Find every line in the records below that holds the word "bidding", and copy each one.

____

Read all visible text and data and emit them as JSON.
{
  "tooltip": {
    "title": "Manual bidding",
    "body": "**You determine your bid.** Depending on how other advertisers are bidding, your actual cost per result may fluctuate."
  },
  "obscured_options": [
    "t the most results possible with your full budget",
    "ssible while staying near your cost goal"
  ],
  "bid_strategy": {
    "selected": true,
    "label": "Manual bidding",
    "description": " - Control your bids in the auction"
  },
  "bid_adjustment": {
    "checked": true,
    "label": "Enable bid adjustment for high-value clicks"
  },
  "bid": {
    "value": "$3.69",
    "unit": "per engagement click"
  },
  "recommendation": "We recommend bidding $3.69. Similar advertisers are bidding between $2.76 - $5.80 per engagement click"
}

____

Problem solution:
    "title": "Manual bidding",
    "body": "**You determine your bid.** Depending on how other advertisers are bidding, your actual cost per result may fluctuate."
    "label": "Manual bidding",
  "recommendation": "We recommend bidding $3.69. Similar advertisers are bidding between $2.76 - $5.80 per engagement click"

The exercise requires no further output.